As such, Christ sets the tone for true shepherds and leadership, be it spiritual or secular. Real Christian leadership is servant leadership, it leads with love. True shepherding is good shepherding in the mold of Christ. A good shepherd is concerned not just with the production of wool or the earning of a day’s pay or promotions, but rather with care and stewardship. Like Christ, good shepherds and leaders spend themselves in love to enable those in their care to thrive. Good wool comes from good care. Likewise, they have one eye out for protecting the flock from danger, and are not afraid to use their voice to lead the sheep to safety and keep them on the straight and narrow.

This raises a question for those of us in the workforce in the Washington area: When we’re in charge, be it as a boss in a workplace or in a group project or team sport at school, a pastor of a parish or commander in the military, does our leadership look like Christ’s leadership? Do we seek the good of those in our care, or are they merely a means to an end? Are we willing to sacrifice to enable them to succeed? Are we willing to speak out boldly to keep them from harm or to encourage them to greener pastures?

All of this, of course, assumes that we are following and listening to the Good Shepherd himself. Christ says that his sheep know him and that they hear his voice. They follow him even in the darkness of night and storms, or amid the din of many rival shepherds calling. If we’re living the Christian life, the voice of Christ ought to be a homing beacon to us in all seasons. Yet there is only one way in which this is possible, one way the sheep can learn the shepherd’s voice: They must spend time with him and allow themselves to be cared-for. Thus, the above question presupposes prior ones: Do we spend time with Christ each day in Word and sacrament, in the silence of prayer? And do we trust that he speaks to us today through the church and our bishop? 

Christ says to his apostles: "he who hears you, hears me." The more we pray, the more we know our apostolic faith through deliberate study, the more we will recognize Christ’s voice authentically calling amid the many clamoring counterfeits in the world. Guided by the Good Shepherd, we will better lead and love those in our care.

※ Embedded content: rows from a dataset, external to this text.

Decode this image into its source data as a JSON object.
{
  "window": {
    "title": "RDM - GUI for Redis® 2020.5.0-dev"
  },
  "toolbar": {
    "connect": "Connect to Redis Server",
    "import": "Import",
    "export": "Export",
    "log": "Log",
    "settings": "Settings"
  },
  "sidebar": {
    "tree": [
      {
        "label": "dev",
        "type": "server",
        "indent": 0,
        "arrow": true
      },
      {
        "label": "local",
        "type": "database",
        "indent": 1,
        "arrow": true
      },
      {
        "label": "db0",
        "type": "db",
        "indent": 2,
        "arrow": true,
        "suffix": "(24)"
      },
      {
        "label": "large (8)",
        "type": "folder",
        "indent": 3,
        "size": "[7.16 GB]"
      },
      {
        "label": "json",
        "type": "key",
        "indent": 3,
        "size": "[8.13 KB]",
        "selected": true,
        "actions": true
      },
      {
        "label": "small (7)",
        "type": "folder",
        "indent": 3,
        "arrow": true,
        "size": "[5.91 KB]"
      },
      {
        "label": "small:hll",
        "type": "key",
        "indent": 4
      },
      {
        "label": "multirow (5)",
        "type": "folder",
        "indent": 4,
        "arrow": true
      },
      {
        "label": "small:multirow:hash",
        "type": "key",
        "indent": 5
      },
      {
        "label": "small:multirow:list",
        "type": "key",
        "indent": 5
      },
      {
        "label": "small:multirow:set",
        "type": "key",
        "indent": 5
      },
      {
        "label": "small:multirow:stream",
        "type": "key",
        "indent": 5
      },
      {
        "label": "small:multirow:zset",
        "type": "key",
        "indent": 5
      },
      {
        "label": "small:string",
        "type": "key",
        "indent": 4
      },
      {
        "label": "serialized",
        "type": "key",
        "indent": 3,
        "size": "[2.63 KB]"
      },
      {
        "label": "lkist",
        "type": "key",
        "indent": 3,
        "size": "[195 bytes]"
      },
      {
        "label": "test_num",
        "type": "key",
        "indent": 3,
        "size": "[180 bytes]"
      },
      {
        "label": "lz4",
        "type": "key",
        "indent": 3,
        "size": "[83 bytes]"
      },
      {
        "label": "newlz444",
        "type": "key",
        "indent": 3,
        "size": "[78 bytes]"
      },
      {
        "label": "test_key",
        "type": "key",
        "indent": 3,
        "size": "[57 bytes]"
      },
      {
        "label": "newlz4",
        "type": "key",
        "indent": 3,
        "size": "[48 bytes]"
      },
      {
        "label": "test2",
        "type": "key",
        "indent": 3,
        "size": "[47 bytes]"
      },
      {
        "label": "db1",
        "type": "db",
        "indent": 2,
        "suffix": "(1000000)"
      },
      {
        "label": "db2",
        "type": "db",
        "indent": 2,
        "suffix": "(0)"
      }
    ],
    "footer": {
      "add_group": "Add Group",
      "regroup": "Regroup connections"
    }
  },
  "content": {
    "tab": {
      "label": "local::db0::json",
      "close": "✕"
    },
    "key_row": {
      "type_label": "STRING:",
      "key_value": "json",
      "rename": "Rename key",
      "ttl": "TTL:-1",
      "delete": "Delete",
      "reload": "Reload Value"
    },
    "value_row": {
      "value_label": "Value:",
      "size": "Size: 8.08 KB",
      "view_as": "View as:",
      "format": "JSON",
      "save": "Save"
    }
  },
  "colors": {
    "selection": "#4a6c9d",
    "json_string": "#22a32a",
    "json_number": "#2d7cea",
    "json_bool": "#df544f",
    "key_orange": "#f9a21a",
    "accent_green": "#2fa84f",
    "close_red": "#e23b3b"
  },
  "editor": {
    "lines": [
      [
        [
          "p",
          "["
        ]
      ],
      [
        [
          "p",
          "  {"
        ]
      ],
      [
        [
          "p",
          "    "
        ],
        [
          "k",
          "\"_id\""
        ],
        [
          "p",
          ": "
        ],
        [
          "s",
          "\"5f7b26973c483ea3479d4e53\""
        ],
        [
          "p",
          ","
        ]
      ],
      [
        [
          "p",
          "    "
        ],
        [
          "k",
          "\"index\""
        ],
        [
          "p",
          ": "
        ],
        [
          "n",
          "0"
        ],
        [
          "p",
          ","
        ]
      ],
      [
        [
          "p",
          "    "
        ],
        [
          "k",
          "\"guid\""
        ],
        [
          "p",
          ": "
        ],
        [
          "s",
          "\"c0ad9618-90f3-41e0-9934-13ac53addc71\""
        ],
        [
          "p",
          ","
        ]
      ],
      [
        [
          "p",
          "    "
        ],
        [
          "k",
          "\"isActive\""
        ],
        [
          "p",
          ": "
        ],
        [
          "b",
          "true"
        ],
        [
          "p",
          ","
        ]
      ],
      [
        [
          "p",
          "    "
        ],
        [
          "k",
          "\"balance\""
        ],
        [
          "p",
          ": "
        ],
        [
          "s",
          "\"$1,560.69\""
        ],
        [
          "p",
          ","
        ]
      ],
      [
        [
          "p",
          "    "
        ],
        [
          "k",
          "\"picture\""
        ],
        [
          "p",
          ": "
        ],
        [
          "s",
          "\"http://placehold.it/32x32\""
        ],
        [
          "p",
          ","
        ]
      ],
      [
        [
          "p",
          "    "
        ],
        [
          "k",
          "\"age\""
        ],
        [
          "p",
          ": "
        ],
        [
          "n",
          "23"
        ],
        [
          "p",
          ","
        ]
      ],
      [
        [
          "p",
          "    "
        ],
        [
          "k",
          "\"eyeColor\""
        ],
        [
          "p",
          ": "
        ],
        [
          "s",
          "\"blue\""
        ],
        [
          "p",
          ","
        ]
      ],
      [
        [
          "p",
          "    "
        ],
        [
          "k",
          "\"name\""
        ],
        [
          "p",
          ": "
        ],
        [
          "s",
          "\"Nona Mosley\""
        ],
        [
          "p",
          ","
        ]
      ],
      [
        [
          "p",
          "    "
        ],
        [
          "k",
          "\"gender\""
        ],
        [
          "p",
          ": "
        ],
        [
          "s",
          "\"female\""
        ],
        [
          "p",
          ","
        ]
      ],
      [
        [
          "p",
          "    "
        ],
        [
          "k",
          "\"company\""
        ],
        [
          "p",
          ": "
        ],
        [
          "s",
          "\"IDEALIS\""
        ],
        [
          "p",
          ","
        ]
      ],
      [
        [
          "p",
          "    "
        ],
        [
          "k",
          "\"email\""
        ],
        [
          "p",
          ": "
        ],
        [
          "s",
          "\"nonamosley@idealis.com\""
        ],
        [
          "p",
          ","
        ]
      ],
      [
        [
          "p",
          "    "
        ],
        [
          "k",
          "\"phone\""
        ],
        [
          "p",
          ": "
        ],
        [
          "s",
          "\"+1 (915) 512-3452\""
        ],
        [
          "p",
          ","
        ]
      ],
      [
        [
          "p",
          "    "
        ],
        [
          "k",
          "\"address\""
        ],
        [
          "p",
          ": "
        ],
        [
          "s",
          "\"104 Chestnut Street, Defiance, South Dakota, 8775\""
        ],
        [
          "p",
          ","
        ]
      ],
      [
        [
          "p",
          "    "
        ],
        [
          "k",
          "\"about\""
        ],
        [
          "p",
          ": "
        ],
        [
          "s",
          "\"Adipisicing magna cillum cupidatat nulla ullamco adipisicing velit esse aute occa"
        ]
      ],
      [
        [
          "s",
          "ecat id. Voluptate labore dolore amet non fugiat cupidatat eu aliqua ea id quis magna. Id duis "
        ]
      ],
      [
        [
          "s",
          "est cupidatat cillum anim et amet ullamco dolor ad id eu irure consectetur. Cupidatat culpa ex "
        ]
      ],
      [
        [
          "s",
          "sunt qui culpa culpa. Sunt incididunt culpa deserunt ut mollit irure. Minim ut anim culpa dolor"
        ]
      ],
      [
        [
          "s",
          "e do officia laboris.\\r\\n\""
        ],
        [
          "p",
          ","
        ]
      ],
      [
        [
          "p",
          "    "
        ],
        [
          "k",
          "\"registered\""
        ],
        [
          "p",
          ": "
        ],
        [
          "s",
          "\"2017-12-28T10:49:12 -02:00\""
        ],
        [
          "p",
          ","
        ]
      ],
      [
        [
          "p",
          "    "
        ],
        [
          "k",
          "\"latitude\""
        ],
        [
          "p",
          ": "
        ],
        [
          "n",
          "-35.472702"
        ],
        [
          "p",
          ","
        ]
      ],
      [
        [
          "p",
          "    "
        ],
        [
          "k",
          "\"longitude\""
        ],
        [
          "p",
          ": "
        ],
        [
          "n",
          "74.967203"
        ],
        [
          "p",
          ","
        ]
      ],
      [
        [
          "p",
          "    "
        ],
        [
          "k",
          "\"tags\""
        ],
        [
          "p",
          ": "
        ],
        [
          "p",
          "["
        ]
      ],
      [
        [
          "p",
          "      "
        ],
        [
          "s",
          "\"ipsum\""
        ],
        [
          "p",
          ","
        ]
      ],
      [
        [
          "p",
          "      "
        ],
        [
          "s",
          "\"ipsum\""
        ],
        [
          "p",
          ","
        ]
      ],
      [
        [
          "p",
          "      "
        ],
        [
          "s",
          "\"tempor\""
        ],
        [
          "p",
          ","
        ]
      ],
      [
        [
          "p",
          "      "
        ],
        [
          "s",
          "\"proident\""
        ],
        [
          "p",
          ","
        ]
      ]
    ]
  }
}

Fr. Miserendino is parochial vicar of St. Bernadette Church in Springfield. 

© Arlington Catholic Herald 2021